- Projected grounded in science
- Communicated plans to the wider community
- Removed only highly invasive and competitive exotic plants and animals where practical
- Successfully demonstrated the role of gorse as a nurse canopy for native forest regeneration
- Created pathways for the public to enjoy the native bush, forest and waterfalls
- Took opportunities to purchase or manage adjoining properties
- Fully documented work so it can be replicated elsewhere
Gorse: fostering the regeneration of native forests
In the early 1800s, vast tracts of New Zealand’s native forests were felled and replaced by farmlands. Gorse, a thorny bush native to Western Europe provided good wind shelter for stock and crops, so it was introduced to here. By 1861 it was recognised as a pest species that was rapidly taking over agricultural land. But it continued to be imported and deliberately grown until the early 1900s. Methods to control it largely failed. Burning or bulldozing it creates the ideal conditions for the seeds—which can lie dormant on the ground for up to 50 years—to germinate.
Today, it’s considered the most costly agricultural pest plant in New Zealand.
But the very attributes that make it much hated plant amongst agriculturalists, also make it a surprisingly good nursery plant for native seedlings. It grows fast in full sunlight. It’s thorny bushes help protect native seedlings from grazing livestock and other introduced pests. And being legumous, it fixes nitrogen in the soil. So native seedlings are both fertilised and sheltered. Once native trees are large enough, they shade out the gorse, eventually killing it (Figs. 2 & 3).
This can happen within a decade.
How this helps mitigate and adapt to the impacts of climate change
“You’re not getting pasture back, but you’re getting native forests back, with all its benefits—increased benefits now with all the carbon sequestration benefits—as well as the ecological and biodiversity values that are being fostered this way.” – Hugh Wilson, Manager
- Cleans drinking water for Akaroa township
- Reduces soil erosion. This is particularly important as weather is predicted to intensify and sea levels are rising. Less erosion means less sediment washed into the ocean where it would otherwise smother and kill coastal and marine ecosystems including salt marshes and seaweed (both of which absorb large quantities of carbon dioxide).
- Increases habitats for endemic taonga species including insects and birds that pollinate plants and enhance soil carbon
- Provides nodes for native plants to spread
- Demonstrates how gorse has successfully been used as a nursery plant
- Raises public awareness of climate change, the role of healthy biodiversity, and how farming practices can and must be changed
- Healthy ecosystems are sources of mahinga kai, helping us become more resilient as the climate changes
“I think the the community is absolutely in support of Hinewai.

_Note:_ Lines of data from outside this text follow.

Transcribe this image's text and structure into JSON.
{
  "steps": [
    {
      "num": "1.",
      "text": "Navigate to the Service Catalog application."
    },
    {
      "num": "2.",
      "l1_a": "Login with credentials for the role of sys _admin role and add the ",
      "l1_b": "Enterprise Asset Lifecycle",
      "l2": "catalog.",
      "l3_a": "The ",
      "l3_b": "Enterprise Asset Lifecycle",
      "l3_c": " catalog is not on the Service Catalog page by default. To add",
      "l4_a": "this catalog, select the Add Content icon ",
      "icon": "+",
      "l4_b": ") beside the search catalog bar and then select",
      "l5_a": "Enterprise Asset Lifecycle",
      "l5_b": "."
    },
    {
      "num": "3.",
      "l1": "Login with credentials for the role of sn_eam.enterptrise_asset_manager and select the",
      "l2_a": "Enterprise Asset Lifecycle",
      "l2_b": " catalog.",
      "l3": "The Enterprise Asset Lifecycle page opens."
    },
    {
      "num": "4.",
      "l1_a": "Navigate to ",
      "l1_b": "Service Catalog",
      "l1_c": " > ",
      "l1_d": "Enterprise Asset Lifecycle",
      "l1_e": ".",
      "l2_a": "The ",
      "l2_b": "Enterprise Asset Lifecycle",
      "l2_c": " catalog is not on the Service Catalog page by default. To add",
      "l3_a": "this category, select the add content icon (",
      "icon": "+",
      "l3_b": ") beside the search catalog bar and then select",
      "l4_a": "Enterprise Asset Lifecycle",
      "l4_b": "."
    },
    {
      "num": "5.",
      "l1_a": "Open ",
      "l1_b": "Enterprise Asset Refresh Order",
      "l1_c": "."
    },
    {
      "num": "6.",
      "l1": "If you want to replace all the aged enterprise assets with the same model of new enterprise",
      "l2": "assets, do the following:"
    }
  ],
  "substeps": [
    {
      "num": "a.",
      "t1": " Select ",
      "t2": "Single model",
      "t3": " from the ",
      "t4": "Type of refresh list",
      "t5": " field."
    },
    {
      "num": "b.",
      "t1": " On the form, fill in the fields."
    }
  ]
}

We realised that the way farming was done over the years had to be changed, and I think what he has done has helped people realise that it can be done in a in a good way.” – Banks Peninsula farmer Bob Masefield, in Fools & Dreamers
“There is great groundswell now of people who are closing off whole gullys because it’s uneconomical land. They’re letting the bush grow back and they’re fencing it off so that nature can be there, so we can have these corridors, and so that the birds can move in, the insects can move in, and things can get from the summit to the sea and over the hills to the next one.” – Hinewai resident Trish Hewitt in Fools & Dreamers
References and further reading
- 2019: Happen Films; Fools & Dreamers: Regenerating a Native Forest
- 2016: Wilson; Purple Peak Curry Reserve Management Plan Draft
- 1994: Wilson; Regeneration of native forest on Hinewai Reserve, Banks Peninsula, New Zealand Journal of Botany 32/3
Species that evolved to live in a certain ecosystem due to natural processes, such as evolution and natural barriers that prevent them from moving elsewhere. These species are found only in a particular environment and nowhere else. This makes them more vulnerable to becoming endangered or extinct if their restricted habitat changes or is destroyed.
Can exist in several locations and countries. Many birds and marine animals, especially those that are migratory, are found in several countries.